The Gestalt therapist is simultaneously approachable and distanced in the relations with the client. She remains vigilant, expectant, and respectful regardless of what problems the client brings into therapy. The therapist alertly utilizes intuition and intellect continuously during a therapy session. The therapist is also able to register his or her own personal reactions to what the client does and says, and the therapist should remain constantly able to estimate which of these reactions are relevant to share with the client and which to keep to him- or herself because they are not relevant or hold no value for the therapeutic process. The therapist must also be attentive to that the client and the therapist do not automatically hold the same view of reality or frames of reference. The therapist observes the client and continually strives to find out what everything means to the client, instead of presupposing an “understanding”. This understanding signifying then the therapist noticing his or her own associations and thereby interpreting what the client has said and done. If this happens, the therapist loses touch with the client and is instead in contact with his or her own fantasies about the client.
The point of departure for the cooperation
Gestalt therapy only works if a cooperation and contact is established between the therapist and client. Therefore, it is important that the therapist as soon as possible makes out how this cooperation should be sustained. The gestalt therapeutic diagnosis should therefore be set early on in the therapeutic cooperation, and then be adjusted continuously after that. The diagnosis stems from the therapist’s hypothesis about and experience of the client’s contact ability and will be continuously based on the client’s behavior here and now. It is up to the therapist how much and in what way he or she wants to inform the client of his or her experiences of what the client assimilates or rejects in the contact encounter. This will be due to the therapist’s evaluation of if the information will strengthen the client’s readiness for increased contact, or if it only hurts the client in the situation. For instance, in a way that the client feels to be to forcefully confronted and therefore pulls back from more contact.

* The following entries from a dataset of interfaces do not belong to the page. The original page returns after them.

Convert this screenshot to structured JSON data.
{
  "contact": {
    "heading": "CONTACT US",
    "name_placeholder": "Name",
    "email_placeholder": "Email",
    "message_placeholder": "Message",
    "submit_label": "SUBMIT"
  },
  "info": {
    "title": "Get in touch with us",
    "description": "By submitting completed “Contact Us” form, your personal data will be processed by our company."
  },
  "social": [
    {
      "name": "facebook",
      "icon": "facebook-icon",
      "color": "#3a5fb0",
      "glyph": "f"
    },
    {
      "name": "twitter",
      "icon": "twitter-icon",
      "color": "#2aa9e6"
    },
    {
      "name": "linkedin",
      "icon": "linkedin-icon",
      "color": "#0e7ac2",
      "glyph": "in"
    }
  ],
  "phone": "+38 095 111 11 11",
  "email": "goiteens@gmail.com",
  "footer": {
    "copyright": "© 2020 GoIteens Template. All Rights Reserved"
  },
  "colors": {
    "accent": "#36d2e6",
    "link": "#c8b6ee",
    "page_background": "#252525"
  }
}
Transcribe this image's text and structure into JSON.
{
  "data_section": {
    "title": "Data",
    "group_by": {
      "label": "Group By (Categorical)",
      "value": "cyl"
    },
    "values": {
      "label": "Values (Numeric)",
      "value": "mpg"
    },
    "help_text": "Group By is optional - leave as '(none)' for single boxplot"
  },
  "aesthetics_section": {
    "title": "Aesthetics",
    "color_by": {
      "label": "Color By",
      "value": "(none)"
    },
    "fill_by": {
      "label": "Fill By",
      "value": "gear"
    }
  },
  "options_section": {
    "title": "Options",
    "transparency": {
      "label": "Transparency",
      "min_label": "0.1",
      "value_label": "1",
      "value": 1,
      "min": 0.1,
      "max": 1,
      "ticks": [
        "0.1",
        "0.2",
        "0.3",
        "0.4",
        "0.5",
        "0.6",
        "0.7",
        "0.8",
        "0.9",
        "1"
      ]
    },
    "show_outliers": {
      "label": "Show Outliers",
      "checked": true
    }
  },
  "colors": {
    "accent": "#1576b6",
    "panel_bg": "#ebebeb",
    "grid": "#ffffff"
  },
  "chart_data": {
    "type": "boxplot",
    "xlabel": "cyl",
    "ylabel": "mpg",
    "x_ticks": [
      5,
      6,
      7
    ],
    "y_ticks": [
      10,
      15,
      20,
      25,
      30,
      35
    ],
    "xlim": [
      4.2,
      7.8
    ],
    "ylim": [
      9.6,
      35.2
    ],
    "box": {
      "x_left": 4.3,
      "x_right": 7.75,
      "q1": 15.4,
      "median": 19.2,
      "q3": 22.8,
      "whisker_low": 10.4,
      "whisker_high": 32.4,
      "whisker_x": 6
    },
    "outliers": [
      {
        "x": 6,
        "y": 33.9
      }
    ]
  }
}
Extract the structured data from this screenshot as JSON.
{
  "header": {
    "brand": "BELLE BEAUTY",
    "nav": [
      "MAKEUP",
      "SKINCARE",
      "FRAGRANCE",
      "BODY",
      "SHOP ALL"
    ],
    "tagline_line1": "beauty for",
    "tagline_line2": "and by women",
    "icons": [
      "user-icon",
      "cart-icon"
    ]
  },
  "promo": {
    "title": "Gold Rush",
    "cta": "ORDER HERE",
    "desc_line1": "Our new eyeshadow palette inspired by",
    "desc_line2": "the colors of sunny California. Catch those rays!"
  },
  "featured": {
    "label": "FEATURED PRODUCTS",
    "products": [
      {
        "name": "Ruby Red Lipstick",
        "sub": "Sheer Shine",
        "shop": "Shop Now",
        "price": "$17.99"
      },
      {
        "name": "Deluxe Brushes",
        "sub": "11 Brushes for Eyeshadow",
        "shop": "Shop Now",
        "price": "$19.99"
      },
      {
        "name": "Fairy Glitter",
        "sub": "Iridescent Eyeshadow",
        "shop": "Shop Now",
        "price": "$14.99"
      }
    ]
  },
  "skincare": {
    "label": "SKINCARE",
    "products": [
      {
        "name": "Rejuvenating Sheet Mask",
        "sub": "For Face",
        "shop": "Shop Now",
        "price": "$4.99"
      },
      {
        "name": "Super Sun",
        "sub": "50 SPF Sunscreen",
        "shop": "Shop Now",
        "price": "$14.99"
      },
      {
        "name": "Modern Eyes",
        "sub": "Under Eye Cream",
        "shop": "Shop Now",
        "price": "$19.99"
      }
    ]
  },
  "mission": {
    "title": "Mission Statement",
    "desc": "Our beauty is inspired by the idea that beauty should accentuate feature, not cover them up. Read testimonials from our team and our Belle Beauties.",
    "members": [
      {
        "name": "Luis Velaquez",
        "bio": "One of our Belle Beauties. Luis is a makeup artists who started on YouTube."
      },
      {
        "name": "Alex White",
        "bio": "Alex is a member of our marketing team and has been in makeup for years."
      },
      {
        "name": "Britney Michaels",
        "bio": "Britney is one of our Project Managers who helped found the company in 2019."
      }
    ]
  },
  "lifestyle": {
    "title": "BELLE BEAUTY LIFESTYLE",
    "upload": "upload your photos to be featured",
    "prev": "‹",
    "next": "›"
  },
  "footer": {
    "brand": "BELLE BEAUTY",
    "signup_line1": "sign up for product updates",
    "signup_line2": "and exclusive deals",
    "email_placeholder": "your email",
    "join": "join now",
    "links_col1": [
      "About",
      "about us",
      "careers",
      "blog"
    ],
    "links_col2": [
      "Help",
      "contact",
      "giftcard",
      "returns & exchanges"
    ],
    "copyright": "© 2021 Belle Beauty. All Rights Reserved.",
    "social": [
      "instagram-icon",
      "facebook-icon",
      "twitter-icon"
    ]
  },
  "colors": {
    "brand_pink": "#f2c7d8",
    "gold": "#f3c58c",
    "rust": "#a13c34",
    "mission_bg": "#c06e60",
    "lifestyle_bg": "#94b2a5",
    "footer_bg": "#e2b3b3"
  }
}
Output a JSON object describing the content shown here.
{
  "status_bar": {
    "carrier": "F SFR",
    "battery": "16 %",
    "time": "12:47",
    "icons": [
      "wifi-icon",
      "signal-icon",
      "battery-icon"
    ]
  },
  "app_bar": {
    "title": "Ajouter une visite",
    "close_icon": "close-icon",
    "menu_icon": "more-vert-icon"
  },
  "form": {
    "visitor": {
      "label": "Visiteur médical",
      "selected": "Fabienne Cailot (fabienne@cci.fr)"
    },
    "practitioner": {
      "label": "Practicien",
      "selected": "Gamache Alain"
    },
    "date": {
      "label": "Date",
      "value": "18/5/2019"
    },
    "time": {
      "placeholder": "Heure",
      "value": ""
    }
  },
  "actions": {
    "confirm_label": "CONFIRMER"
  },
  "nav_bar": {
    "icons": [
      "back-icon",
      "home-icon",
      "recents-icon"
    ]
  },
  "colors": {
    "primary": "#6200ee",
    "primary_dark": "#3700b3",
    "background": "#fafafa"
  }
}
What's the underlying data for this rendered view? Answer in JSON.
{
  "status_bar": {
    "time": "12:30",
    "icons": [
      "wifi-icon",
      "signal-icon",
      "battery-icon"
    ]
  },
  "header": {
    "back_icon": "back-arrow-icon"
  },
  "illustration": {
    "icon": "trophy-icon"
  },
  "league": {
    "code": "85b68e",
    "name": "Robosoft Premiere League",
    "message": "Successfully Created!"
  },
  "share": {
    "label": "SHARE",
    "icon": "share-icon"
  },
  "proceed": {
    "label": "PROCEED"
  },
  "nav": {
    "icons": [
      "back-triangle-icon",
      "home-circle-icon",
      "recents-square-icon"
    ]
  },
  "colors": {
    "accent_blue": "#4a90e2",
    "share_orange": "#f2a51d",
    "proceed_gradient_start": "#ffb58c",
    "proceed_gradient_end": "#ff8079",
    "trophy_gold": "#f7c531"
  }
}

Moving out of contact
The Danish psychologist and Gestalt therapist Hanne Hostrup says in one of her works that when a therapist knows the diagnosis he or she should act in such a way as not to make the client: injured, indifferent, dependent, subservient, ignored, or in any other way feel the need to end the cooperation by moving out of contact. One of the purposes with the diagnosis is that both client and therapist should be clear over the client’s usual way to move out of cooperation or collaboration. This makes the patient able to consciously choose if he or she wants to continue using this pattern to move out of contact or alternatively to change it.
It is clear that I, in the meeting with a new client, create certain perceptions of the client, his or her issues and basic personality. But, since diagnosis to me is a changeable and variable factor constantly arising again and again in every moment of cooperation with a client, I try to be conscious of that the diagnosis of last week, last month or last minute should not affect the diagnosis of the current moment. In all due respect for how others make their diagnoses on the same client, I try not to let these diagnoses come in the way of my work with the client. I gladly hold these at the back of my head as hypotheses and test their probability during sessions, but they are not allowed to get the upper hand of and dominate my interplay with and my experience of the client here and now.
This article is the ninth in a series of twelve articles on the concept of psychotherapy and the use of psychotherapeutic methods. The following article will deal with practicing the arts as a contrast to art therapy.
Text and illustrations: Tine Sylvest
Photographs: Bo Mellberg
The author is a certified Psychotherapist, Art Therapist and Workplace Counselor/Coach born in Denmark, currently living and practicing in the Swedish-speaking parts of Finland.